Alyssa Trawkina on set for K – Out of luck
«Knowing exactly how to bring the imaginary idea in your head into life and having the language to formulate it clearly is key.»
What is your creative process like?
It’s always a bit different. Sometimes I’m inspired by something that I want to try and incorporate into a project and sometimes the project or song (if it’s a music video) inspires the idea and approach. It’s like weaving a net of visual and conceptual and logistical aspects into each other. And usually I plan out everything rigorously but lately I learned to also enjoy working more spontaneously, go with the flow and then weave it together at the end in post production. Also all depends on who you are working with.
«Another challenge is simply getting the best results while working with so many different people.»
What are usually the biggest challenges you're facing in the filmmaking process? And what are the easiest parts?
The easiest for me is usually the creative and conceptual part of coming up with the idea, getting into the details and putting it down. The biggest challenge has always been communicating it to others in the way I see it in my head. As I said I got better with it but I’m still learning and sometimes I hesitate being clear because I need to try it out first. Another challenge is simply getting the best results while working with so many different people and becoming more intuitive in how to adapt your approach to whoever you are dealing with.
What’s next for you?
Film it will be. And I do want to stay in the world of music-related content and commercials. Can’t wait for the next projects this year, trying new things and meeting more people. I hope I’ll be able to drag my crew along into those projects and get to also work with more women hopefully. That is in fact quite rare.
Stills of K – Out of luck
As a young and promising director and DoP, what advice can you give to aspiring filmmakers in general?

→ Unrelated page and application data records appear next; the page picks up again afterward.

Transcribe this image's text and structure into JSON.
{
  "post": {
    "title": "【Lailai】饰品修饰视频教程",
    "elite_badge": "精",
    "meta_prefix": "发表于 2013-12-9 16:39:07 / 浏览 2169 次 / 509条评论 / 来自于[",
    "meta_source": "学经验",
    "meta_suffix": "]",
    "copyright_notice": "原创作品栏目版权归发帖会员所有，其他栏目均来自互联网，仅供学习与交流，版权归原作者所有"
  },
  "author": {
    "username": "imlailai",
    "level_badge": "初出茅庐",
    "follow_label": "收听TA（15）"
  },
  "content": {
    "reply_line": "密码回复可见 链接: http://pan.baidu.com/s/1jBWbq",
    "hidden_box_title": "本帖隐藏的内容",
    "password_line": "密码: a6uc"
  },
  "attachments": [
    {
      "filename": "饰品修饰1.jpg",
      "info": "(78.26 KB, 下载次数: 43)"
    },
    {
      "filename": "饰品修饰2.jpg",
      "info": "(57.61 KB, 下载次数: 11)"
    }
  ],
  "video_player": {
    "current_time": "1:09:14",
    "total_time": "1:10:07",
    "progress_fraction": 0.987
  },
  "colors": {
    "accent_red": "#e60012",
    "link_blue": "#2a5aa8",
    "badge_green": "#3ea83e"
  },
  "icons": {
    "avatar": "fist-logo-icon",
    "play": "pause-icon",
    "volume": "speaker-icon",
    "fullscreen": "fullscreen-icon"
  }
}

Honestly, just do. Fake it till you make it. Get comfortable with faling too. And money shouldn’t be your motivation. It will come naturally but you will learn the most and get way further if your motivation is passion and the experience itself. I feel like this is a community where the favours you do can come back to you in the most magical, unexpected ways.